Exercise description
All entries below are to be retyped in full, precisely as they appear.

[Records from a collection]

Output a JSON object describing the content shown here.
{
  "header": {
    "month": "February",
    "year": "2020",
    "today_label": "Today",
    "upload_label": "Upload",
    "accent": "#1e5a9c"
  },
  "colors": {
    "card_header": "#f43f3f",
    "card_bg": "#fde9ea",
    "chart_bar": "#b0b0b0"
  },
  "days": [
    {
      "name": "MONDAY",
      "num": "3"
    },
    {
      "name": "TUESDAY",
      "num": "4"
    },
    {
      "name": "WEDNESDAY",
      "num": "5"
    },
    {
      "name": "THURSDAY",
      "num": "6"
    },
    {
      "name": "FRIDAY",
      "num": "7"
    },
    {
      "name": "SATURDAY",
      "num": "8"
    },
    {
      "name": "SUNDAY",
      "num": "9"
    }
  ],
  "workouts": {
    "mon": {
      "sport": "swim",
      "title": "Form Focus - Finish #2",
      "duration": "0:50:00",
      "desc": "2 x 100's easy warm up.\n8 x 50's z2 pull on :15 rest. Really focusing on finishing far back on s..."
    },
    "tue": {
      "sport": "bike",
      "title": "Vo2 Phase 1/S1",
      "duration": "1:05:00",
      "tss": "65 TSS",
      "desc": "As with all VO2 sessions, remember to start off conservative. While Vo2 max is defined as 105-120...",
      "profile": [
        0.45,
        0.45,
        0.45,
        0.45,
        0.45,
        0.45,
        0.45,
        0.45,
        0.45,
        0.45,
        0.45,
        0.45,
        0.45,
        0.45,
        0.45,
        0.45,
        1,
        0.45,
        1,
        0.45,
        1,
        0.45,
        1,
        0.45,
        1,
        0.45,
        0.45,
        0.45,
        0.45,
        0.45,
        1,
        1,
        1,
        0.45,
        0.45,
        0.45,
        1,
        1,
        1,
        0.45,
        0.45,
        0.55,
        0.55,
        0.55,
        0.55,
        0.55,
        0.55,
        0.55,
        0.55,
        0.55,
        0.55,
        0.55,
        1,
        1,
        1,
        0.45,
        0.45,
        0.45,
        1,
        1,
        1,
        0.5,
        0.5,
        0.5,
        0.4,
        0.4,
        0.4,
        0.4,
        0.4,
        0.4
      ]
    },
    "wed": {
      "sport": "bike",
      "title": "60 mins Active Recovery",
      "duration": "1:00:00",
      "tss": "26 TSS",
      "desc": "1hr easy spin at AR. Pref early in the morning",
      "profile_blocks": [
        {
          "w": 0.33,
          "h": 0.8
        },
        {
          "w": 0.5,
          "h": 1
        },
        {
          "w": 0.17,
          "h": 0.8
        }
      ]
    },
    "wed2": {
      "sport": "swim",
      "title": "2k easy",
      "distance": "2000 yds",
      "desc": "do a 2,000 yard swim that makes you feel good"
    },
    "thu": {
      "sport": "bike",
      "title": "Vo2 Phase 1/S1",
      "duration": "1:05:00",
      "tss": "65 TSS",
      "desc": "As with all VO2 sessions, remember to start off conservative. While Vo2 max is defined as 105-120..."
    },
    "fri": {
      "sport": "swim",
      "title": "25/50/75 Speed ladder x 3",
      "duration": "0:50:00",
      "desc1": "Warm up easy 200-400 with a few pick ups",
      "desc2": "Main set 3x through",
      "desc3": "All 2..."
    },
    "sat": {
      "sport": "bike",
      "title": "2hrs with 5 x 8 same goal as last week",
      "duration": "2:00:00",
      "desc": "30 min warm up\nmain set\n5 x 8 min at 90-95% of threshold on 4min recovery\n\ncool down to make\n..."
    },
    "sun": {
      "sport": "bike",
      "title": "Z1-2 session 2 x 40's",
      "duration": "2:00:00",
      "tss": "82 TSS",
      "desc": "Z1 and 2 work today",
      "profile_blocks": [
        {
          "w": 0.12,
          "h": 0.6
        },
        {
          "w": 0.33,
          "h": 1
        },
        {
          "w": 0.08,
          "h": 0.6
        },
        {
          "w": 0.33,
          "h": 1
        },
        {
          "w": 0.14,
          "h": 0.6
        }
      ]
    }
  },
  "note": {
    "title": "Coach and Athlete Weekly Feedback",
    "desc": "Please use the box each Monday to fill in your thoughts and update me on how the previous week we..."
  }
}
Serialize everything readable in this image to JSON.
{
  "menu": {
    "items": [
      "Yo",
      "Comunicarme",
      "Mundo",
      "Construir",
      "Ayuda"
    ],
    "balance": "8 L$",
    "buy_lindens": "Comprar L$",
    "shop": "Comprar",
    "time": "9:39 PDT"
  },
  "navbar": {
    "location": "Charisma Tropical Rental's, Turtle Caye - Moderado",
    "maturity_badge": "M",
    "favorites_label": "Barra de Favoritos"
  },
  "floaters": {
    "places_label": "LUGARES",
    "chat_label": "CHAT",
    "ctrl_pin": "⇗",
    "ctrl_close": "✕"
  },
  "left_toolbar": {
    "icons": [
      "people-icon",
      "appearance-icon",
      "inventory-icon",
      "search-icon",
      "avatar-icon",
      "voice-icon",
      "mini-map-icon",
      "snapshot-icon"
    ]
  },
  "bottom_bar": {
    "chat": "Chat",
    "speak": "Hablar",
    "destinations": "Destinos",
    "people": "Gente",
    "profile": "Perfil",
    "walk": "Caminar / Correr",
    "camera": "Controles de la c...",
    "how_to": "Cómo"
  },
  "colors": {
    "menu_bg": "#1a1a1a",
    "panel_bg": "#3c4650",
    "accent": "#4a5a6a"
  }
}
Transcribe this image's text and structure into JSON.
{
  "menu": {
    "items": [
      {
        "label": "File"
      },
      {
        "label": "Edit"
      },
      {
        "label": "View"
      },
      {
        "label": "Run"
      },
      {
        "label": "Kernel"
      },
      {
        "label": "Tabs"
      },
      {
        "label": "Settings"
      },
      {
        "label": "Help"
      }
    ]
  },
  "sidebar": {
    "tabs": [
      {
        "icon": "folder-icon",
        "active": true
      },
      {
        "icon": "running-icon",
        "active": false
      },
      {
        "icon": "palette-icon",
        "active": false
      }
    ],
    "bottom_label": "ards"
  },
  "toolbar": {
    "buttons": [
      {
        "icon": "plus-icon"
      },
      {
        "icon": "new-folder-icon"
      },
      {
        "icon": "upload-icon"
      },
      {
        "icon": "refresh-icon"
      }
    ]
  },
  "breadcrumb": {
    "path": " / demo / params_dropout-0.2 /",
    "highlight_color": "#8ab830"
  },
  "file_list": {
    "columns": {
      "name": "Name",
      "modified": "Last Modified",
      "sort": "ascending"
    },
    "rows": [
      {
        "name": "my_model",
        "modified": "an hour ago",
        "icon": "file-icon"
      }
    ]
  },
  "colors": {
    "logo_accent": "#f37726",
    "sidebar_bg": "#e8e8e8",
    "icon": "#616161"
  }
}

Output
Output a JSON object describing the content shown here.
{
  "header": {
    "month": "February",
    "year": "2020",
    "today_label": "Today",
    "upload_label": "Upload",
    "accent": "#1e5a9c"
  },
  "colors": {
    "card_header": "#f43f3f",
    "card_bg": "#fde9ea",
    "chart_bar": "#b0b0b0"
  },
  "days": [
    {
      "name": "MONDAY",
      "num": "3"
    },
    {
      "name": "TUESDAY",
      "num": "4"
    },
    {
      "name": "WEDNESDAY",
      "num": "5"
    },
    {
      "name": "THURSDAY",
      "num": "6"
    },
    {
      "name": "FRIDAY",
      "num": "7"
    },
    {
      "name": "SATURDAY",
      "num": "8"
    },
    {
      "name": "SUNDAY",
      "num": "9"
    }
  ],
  "workouts": {
    "mon": {
      "sport": "swim",
      "title": "Form Focus - Finish #2",
      "duration": "0:50:00",
      "desc": "2 x 100's easy warm up.\n8 x 50's z2 pull on :15 rest. Really focusing on finishing far back on s..."
    },
    "tue": {
      "sport": "bike",
      "title": "Vo2 Phase 1/S1",
      "duration": "1:05:00",
      "tss": "65 TSS",
      "desc": "As with all VO2 sessions, remember to start off conservative. While Vo2 max is defined as 105-120...",
      "profile": [
        0.45,
        0.45,
        0.45,
        0.45,
        0.45,
        0.45,
        0.45,
        0.45,
        0.45,
        0.45,
        0.45,
        0.45,
        0.45,
        0.45,
        0.45,
        0.45,
        1,
        0.45,
        1,
        0.45,
        1,
        0.45,
        1,
        0.45,
        1,
        0.45,
        0.45,
        0.45,
        0.45,
        0.45,
        1,
        1,
        1,
        0.45,
        0.45,
        0.45,
        1,
        1,
        1,
        0.45,
        0.45,
        0.55,
        0.55,
        0.55,
        0.55,
        0.55,
        0.55,
        0.55,
        0.55,
        0.55,
        0.55,
        0.55,
        1,
        1,
        1,
        0.45,
        0.45,
        0.45,
        1,
        1,
        1,
        0.5,
        0.5,
        0.5,
        0.4,
        0.4,
        0.4,
        0.4,
        0.4,
        0.4
      ]
    },
    "wed": {
      "sport": "bike",
      "title": "60 mins Active Recovery",
      "duration": "1:00:00",
      "tss": "26 TSS",
      "desc": "1hr easy spin at AR. Pref early in the morning",
      "profile_blocks": [
        {
          "w": 0.33,
          "h": 0.8
        },
        {
          "w": 0.5,
          "h": 1
        },
        {
          "w": 0.17,
          "h": 0.8
        }
      ]
    },
    "wed2": {
      "sport": "swim",
      "title": "2k easy",
      "distance": "2000 yds",
      "desc": "do a 2,000 yard swim that makes you feel good"
    },
    "thu": {
      "sport": "bike",
      "title": "Vo2 Phase 1/S1",
      "duration": "1:05:00",
      "tss": "65 TSS",
      "desc": "As with all VO2 sessions, remember to start off conservative. While Vo2 max is defined as 105-120..."
    },
    "fri": {
      "sport": "swim",
      "title": "25/50/75 Speed ladder x 3",
      "duration": "0:50:00",
      "desc1": "Warm up easy 200-400 with a few pick ups",
      "desc2": "Main set 3x through",
      "desc3": "All 2..."
    },
    "sat": {
      "sport": "bike",
      "title": "2hrs with 5 x 8 same goal as last week",
      "duration": "2:00:00",
      "desc": "30 min warm up\nmain set\n5 x 8 min at 90-95% of threshold on 4min recovery\n\ncool down to make\n..."
    },
    "sun": {
      "sport": "bike",
      "title": "Z1-2 session 2 x 40's",
      "duration": "2:00:00",
      "tss": "82 TSS",
      "desc": "Z1 and 2 work today",
      "profile_blocks": [
        {
          "w": 0.12,
          "h": 0.6
        },
        {
          "w": 0.33,
          "h": 1
        },
        {
          "w": 0.08,
          "h": 0.6
        },
        {
          "w": 0.33,
          "h": 1
        },
        {
          "w": 0.14,
          "h": 0.6
        }
      ]
    }
  },
  "note": {
    "title": "Coach and Athlete Weekly Feedback",
    "desc": "Please use the box each Monday to fill in your thoughts and update me on how the previous week we..."
  }
}
Serialize everything readable in this image to JSON.
{
  "menu": {
    "items": [
      "Yo",
      "Comunicarme",
      "Mundo",
      "Construir",
      "Ayuda"
    ],
    "balance": "8 L$",
    "buy_lindens": "Comprar L$",
    "shop": "Comprar",
    "time": "9:39 PDT"
  },
  "navbar": {
    "location": "Charisma Tropical Rental's, Turtle Caye - Moderado",
    "maturity_badge": "M",
    "favorites_label": "Barra de Favoritos"
  },
  "floaters": {
    "places_label": "LUGARES",
    "chat_label": "CHAT",
    "ctrl_pin": "⇗",
    "ctrl_close": "✕"
  },
  "left_toolbar": {
    "icons": [
      "people-icon",
      "appearance-icon",
      "inventory-icon",
      "search-icon",
      "avatar-icon",
      "voice-icon",
      "mini-map-icon",
      "snapshot-icon"
    ]
  },
  "bottom_bar": {
    "chat": "Chat",
    "speak": "Hablar",
    "destinations": "Destinos",
    "people": "Gente",
    "profile": "Perfil",
    "walk": "Caminar / Correr",
    "camera": "Controles de la c...",
    "how_to": "Cómo"
  },
  "colors": {
    "menu_bg": "#1a1a1a",
    "panel_bg": "#3c4650",
    "accent": "#4a5a6a"
  }
}
Transcribe this image's text and structure into JSON.
{
  "menu": {
    "items": [
      {
        "label": "File"
      },
      {
        "label": "Edit"
      },
      {
        "label": "View"
      },
      {
        "label": "Run"
      },
      {
        "label": "Kernel"
      },
      {
        "label": "Tabs"
      },
      {
        "label": "Settings"
      },
      {
        "label": "Help"
      }
    ]
  },
  "sidebar": {
    "tabs": [
      {
        "icon": "folder-icon",
        "active": true
      },
      {
        "icon": "running-icon",
        "active": false
      },
      {
        "icon": "palette-icon",
        "active": false
      }
    ],
    "bottom_label": "ards"
  },
  "toolbar": {
    "buttons": [
      {
        "icon": "plus-icon"
      },
      {
        "icon": "new-folder-icon"
      },
      {
        "icon": "upload-icon"
      },
      {
        "icon": "refresh-icon"
      }
    ]
  },
  "breadcrumb": {
    "path": " / demo / params_dropout-0.2 /",
    "highlight_color": "#8ab830"
  },
  "file_list": {
    "columns": {
      "name": "Name",
      "modified": "Last Modified",
      "sort": "ascending"
    },
    "rows": [
      {
        "name": "my_model",
        "modified": "an hour ago",
        "icon": "file-icon"
      }
    ]
  },
  "colors": {
    "logo_accent": "#f37726",
    "sidebar_bg": "#e8e8e8",
    "icon": "#616161"
  }
}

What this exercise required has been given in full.